Method: We used mixed-model regression to combine data from multiple assays of clozapine metabolite plasma concentrations from a clozapine monitoring service, and carried out a genome-wide analysis of clozapine, norclozapine and their ratio on 10,353 assays from 2,989 individuals. We adjusted these analyses for demographic factors known to influence clozapine metabolism, although it was not possible to adjust for all potential mediators given the available data. GWAS results were used to pinpoint specific enzymes and metabolic pathways, and compounds which might interact with clozapine pharmacokinetics.
Results: We identify four distinct genome-wide significant loci, which harbour common variants impacting the metabolism of clozapine or its metabolites. Detailed examination pointed to coding and regulatory variants at several CYP* and UGT* genes, and corroborative evidence for interactions between the metabolism of clozapine, coffee and tobacco.

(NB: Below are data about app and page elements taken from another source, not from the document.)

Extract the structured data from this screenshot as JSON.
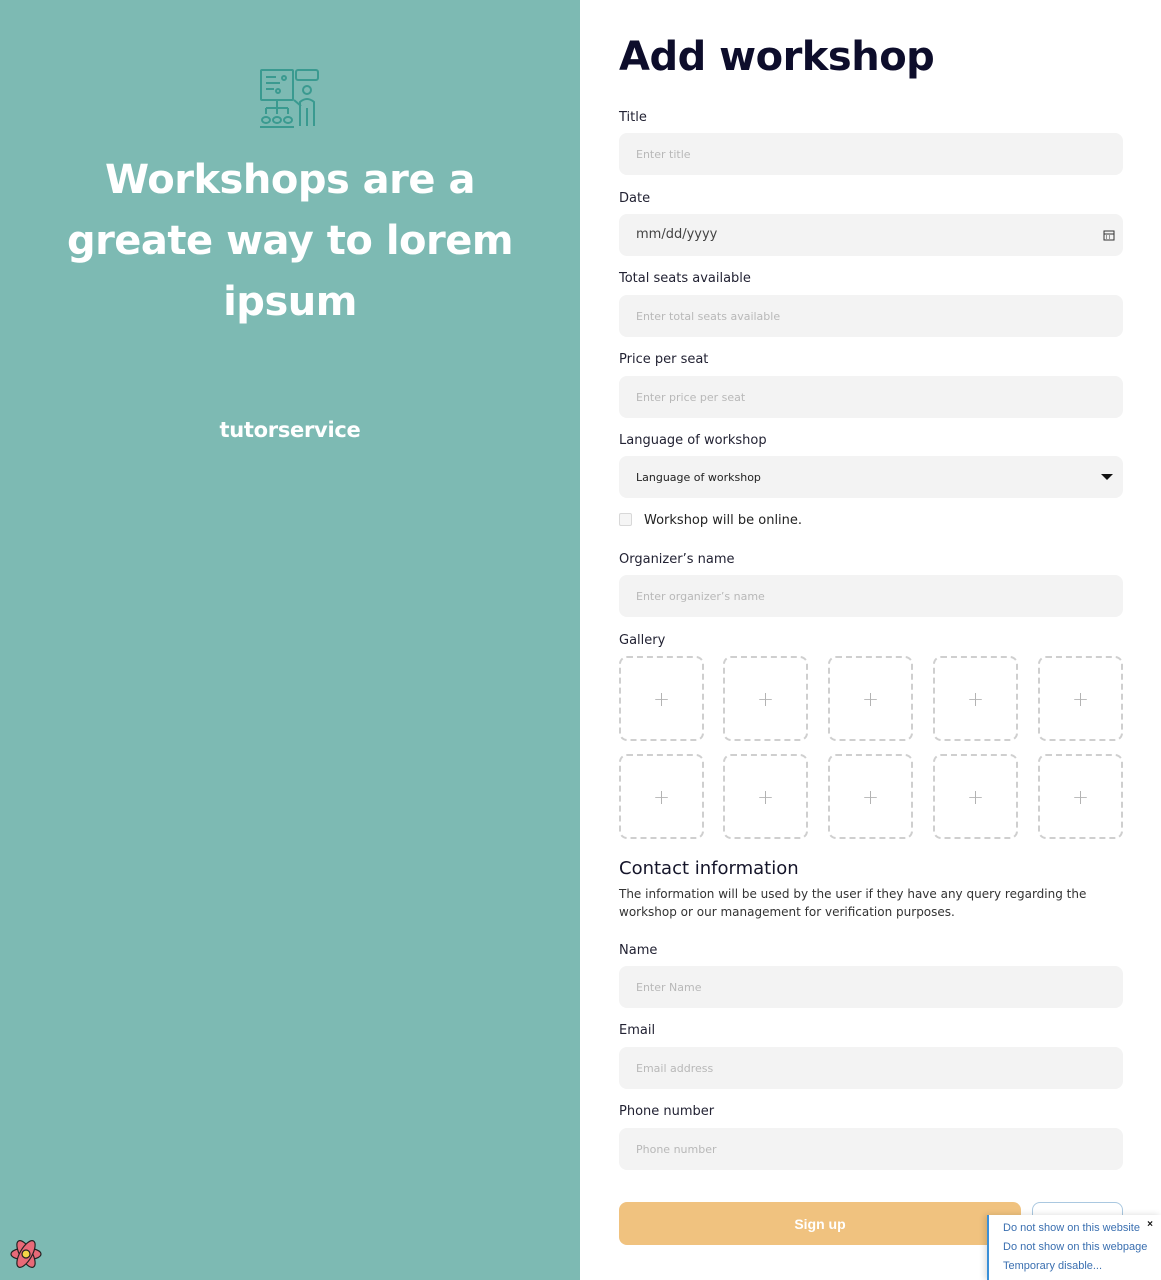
{
  "hero": {
    "title": "Workshops are a greate way to lorem ipsum",
    "brand": "tutorservice"
  },
  "form": {
    "title": "Add workshop",
    "fields": {
      "title": {
        "label": "Title",
        "placeholder": "Enter title"
      },
      "date": {
        "label": "Date",
        "value": "mm/dd/yyyy"
      },
      "seats": {
        "label": "Total seats available",
        "placeholder": "Enter total seats available"
      },
      "price": {
        "label": "Price per seat",
        "placeholder": "Enter price per seat"
      },
      "language": {
        "label": "Language of workshop",
        "placeholder": "Language of workshop"
      },
      "online": {
        "label": "Workshop will be online."
      },
      "organizer": {
        "label": "Organizer’s name",
        "placeholder": "Enter organizer’s name"
      }
    },
    "gallery": {
      "label": "Gallery",
      "add_symbol": "+"
    },
    "contact": {
      "title": "Contact information",
      "description": "The information will be used by the user if they have any query regarding the workshop or our management for verification purposes.",
      "name": {
        "label": "Name",
        "placeholder": "Enter Name"
      },
      "email": {
        "label": "Email",
        "placeholder": "Email address"
      },
      "phone": {
        "label": "Phone number",
        "placeholder": "Phone number"
      }
    },
    "submit_label": "Sign up"
  },
  "extension_popup": {
    "close": "×",
    "items": [
      "Do not show on this website",
      "Do not show on this webpage",
      "Temporary disable..."
    ]
  },
  "colors": {
    "left_panel": "#7dbab3",
    "submit_button": "#f0c27f",
    "field_bg": "#f3f3f3",
    "title": "#0d0d2b"
  }
}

Individual effect of single SNPs fine-mapped from these loci were large, such as the minor allele of rs2472297, which was associated with a reduction in clozapine concentrations roughly equivalent to a decrease in clozapine dose of 50 mg/day. On their own, these single SNPs explained from 1.15% to 9.48% of the variance in our plasma concentration data.
Conclusions: Common genetic variants with large effects on clozapine metabolism exist and can be found via genome-wide approaches. Their identification opens the way for clinical studies assessing the use of pharmacogenomics in the clinical management of TRS patients.